* WORK INSTRUCTIONS *
The expected output is each line below containing "Assessment", copied in full.
*** EXERCISE INPUTS Section Begins ***
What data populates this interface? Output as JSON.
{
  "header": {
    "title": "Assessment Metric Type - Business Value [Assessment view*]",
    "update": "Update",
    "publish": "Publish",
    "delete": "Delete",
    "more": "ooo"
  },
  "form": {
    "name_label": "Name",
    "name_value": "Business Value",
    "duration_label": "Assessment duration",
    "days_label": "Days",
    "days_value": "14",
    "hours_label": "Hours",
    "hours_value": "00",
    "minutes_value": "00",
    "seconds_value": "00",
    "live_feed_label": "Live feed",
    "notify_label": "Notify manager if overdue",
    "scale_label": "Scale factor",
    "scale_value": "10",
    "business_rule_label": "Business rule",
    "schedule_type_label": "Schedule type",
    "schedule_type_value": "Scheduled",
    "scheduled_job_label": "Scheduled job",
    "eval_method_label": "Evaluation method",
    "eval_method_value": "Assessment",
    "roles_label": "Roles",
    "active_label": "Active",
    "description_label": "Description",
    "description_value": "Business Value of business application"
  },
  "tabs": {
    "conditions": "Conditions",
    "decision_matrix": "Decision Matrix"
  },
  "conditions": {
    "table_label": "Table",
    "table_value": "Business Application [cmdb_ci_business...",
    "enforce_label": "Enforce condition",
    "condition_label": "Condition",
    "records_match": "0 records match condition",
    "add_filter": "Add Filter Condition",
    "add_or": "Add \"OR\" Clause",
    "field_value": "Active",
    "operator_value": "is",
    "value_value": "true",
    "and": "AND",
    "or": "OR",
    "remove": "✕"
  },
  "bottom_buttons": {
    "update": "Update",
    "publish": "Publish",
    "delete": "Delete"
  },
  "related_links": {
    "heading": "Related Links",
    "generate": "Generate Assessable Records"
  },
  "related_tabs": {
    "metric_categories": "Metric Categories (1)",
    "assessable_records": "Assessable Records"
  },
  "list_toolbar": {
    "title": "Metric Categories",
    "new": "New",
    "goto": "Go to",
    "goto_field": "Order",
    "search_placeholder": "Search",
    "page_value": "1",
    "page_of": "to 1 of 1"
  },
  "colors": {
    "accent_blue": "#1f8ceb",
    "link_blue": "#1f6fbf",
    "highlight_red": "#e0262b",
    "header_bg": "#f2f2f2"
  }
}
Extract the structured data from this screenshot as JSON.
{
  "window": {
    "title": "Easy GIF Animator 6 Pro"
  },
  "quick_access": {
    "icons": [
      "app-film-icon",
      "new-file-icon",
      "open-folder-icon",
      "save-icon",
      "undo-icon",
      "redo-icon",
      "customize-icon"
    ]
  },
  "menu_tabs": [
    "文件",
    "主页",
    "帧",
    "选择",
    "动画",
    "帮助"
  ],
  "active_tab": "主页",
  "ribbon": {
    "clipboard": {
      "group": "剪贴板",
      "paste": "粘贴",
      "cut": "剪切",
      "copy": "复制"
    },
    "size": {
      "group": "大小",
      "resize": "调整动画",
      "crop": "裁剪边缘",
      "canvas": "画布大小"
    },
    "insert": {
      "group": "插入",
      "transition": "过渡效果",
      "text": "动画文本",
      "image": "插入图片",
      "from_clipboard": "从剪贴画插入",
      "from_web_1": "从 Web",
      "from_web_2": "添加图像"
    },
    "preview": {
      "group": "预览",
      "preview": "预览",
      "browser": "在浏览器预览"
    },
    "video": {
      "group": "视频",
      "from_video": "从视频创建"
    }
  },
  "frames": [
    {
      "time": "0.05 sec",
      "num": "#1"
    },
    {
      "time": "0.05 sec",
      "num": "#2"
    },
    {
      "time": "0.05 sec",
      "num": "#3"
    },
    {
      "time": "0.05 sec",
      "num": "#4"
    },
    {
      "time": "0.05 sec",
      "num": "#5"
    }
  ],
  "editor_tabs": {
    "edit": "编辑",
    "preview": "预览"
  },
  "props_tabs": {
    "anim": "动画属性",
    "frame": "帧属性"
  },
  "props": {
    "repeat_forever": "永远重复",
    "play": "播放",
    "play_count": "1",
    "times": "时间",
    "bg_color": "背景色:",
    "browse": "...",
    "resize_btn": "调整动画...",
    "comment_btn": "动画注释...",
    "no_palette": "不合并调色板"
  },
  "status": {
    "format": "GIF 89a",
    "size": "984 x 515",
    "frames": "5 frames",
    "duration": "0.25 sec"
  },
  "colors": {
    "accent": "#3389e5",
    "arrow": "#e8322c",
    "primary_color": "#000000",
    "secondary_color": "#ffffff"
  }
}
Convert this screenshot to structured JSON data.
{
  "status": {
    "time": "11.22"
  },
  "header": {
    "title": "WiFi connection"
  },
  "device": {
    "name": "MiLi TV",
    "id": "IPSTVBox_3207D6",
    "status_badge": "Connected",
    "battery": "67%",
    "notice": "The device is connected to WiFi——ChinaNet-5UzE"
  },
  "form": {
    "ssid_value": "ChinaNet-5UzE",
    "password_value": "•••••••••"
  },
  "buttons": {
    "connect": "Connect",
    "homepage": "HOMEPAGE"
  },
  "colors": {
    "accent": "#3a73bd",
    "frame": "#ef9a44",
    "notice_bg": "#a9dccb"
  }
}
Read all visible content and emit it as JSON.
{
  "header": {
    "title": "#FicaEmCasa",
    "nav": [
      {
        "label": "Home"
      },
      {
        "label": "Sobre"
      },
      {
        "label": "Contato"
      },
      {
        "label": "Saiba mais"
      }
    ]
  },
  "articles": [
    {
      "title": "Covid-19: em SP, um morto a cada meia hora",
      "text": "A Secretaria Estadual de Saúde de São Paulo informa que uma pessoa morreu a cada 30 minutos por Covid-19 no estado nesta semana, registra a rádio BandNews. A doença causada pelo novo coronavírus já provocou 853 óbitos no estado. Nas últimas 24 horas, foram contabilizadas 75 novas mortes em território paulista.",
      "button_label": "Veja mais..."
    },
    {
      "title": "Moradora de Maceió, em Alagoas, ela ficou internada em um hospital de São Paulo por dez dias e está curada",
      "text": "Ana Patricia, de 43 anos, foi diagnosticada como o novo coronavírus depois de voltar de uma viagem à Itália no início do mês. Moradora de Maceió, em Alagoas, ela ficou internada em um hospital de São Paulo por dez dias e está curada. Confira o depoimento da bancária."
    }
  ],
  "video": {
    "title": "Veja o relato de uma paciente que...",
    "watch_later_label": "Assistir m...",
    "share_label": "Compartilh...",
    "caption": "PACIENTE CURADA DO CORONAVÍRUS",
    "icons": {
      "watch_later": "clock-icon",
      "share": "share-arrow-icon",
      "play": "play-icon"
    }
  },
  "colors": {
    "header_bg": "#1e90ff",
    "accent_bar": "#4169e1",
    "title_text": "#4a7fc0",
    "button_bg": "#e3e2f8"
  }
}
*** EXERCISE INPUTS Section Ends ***
* EXERCISE OUTPUT *
    "title": "Assessment Metric Type - Business Value [Assessment view*]",
    "duration_label": "Assessment duration",
    "eval_method_value": "Assessment",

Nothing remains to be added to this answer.